+++ INPUT

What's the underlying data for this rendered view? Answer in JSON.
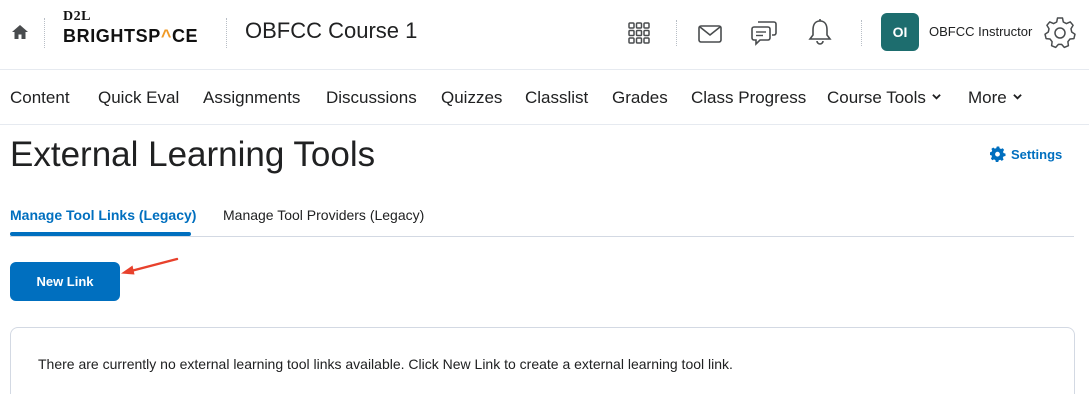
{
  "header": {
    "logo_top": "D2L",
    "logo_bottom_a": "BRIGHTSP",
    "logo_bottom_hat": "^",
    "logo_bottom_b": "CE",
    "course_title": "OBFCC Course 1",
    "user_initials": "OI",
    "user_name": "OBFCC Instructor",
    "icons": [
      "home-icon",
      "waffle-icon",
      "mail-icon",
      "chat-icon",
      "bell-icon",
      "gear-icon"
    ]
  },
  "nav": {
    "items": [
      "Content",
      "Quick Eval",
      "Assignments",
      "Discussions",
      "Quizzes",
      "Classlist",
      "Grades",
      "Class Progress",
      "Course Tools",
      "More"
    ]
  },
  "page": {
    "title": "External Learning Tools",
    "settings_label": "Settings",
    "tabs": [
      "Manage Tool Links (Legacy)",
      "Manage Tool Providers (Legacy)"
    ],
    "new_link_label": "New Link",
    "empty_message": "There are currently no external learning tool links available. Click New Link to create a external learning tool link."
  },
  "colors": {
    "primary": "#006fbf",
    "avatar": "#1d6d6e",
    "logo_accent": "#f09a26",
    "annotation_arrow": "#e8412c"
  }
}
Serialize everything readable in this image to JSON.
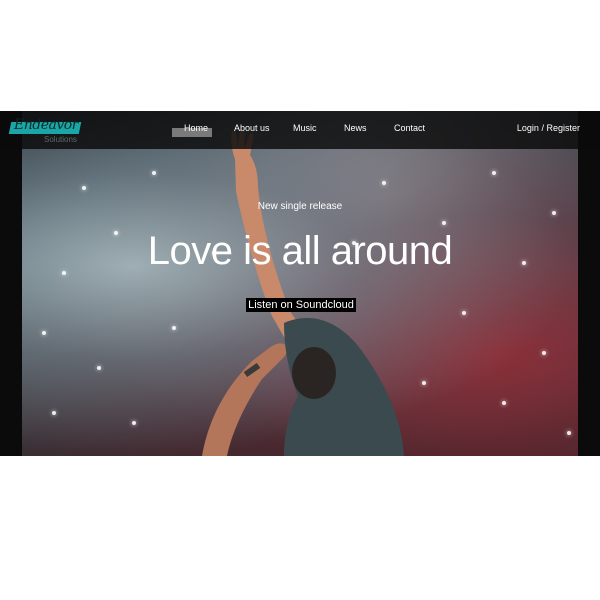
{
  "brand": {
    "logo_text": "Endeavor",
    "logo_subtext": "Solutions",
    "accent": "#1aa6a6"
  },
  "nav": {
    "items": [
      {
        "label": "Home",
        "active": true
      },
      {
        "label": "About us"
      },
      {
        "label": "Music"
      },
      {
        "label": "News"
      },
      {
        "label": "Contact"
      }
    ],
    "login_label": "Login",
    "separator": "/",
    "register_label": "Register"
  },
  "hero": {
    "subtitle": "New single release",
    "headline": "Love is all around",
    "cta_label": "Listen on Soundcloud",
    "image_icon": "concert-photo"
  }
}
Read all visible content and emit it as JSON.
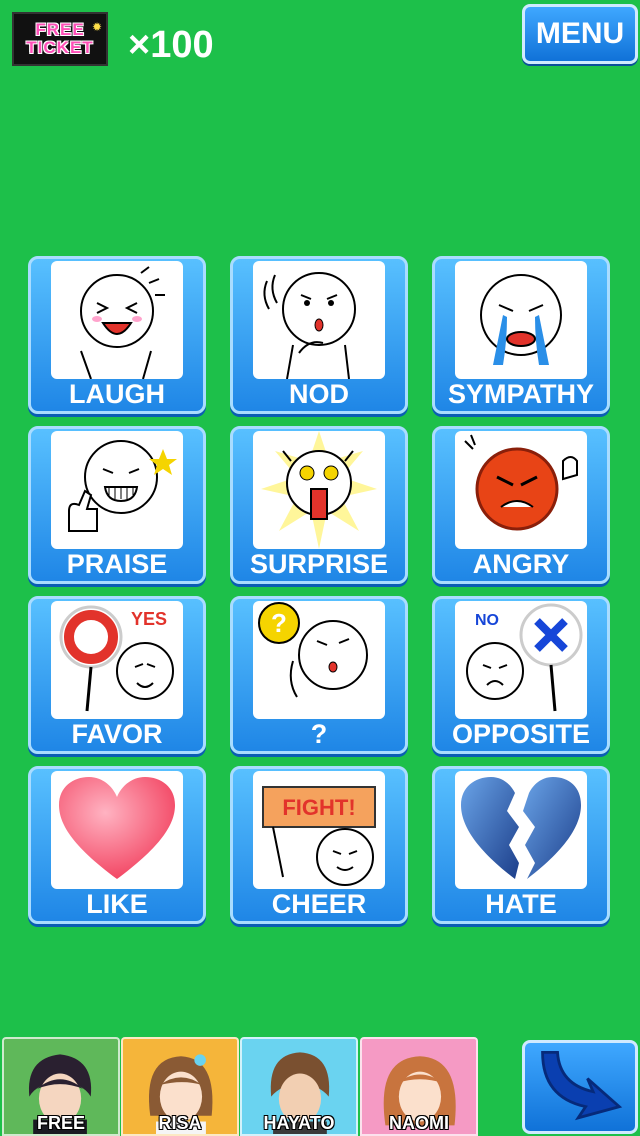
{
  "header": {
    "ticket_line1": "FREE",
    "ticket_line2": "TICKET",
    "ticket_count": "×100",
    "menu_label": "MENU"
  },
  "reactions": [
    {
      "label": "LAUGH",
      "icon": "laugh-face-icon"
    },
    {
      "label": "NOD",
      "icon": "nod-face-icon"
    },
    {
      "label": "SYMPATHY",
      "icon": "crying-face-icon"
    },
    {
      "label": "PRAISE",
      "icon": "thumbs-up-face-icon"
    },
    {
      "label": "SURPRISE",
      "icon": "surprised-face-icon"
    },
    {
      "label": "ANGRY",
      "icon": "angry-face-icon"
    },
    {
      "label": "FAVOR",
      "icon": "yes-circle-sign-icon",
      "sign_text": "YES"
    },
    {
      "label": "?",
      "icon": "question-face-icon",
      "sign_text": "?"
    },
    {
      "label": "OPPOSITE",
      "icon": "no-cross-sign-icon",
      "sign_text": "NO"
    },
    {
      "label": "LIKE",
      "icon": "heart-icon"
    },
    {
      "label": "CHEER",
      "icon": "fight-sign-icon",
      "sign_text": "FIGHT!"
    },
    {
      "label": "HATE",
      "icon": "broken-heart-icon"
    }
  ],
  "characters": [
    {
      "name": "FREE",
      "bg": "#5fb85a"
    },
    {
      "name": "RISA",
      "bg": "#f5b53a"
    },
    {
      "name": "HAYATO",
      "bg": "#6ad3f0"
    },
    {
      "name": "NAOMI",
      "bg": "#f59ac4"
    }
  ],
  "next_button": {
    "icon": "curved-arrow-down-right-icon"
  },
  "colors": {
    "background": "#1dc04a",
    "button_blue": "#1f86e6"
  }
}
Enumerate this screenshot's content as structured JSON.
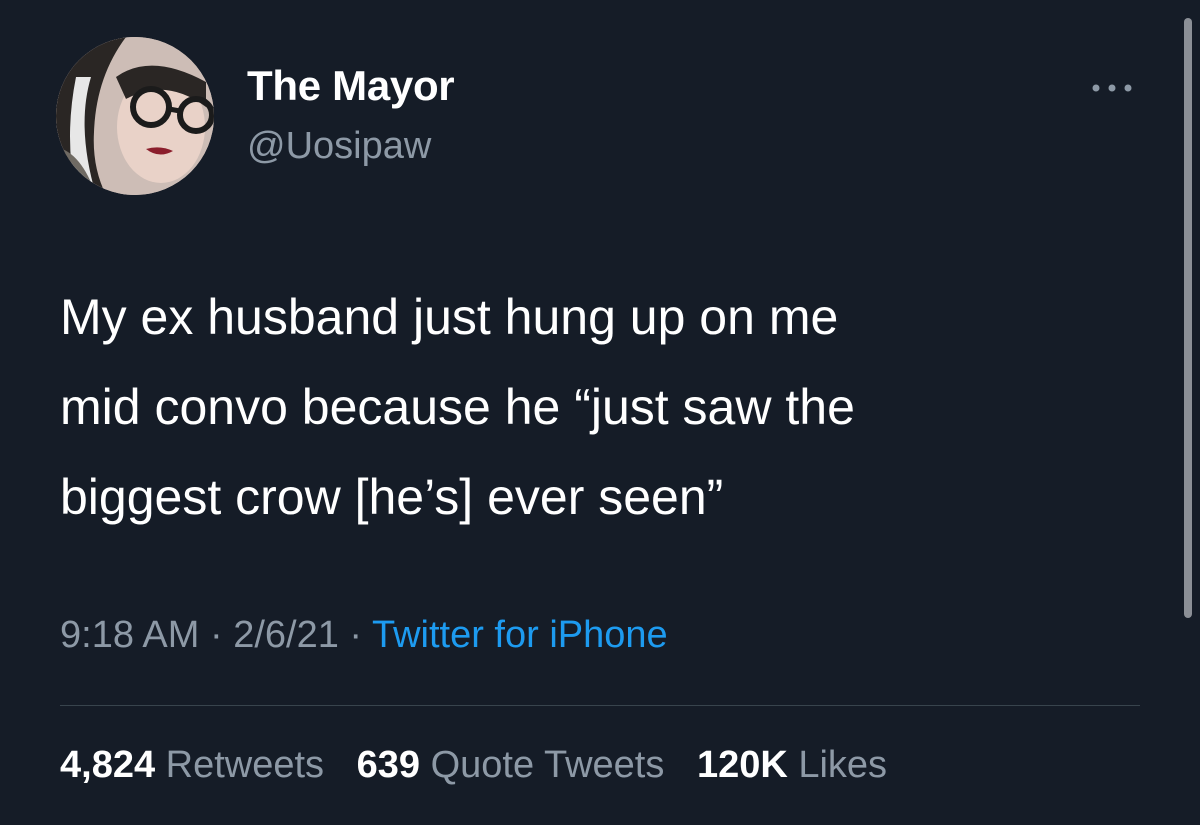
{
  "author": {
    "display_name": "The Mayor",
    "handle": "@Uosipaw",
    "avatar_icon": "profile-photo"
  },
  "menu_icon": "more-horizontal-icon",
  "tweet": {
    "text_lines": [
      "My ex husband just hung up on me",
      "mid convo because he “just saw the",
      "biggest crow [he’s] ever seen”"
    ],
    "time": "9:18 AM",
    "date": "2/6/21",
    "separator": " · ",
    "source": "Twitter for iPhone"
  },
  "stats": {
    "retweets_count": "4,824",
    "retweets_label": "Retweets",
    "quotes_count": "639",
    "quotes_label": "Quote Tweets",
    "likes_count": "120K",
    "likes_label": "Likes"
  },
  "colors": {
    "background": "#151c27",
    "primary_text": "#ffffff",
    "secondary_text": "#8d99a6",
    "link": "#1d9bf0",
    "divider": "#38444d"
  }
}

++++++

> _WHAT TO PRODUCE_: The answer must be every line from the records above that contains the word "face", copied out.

> _WRITTEN REPLY_:
      "icon": "laugh-face-icon"
      "icon": "nod-face-icon"
      "icon": "crying-face-icon"
      "icon": "thumbs-up-face-icon"
      "icon": "surprised-face-icon"
      "icon": "angry-face-icon"
      "icon": "question-face-icon",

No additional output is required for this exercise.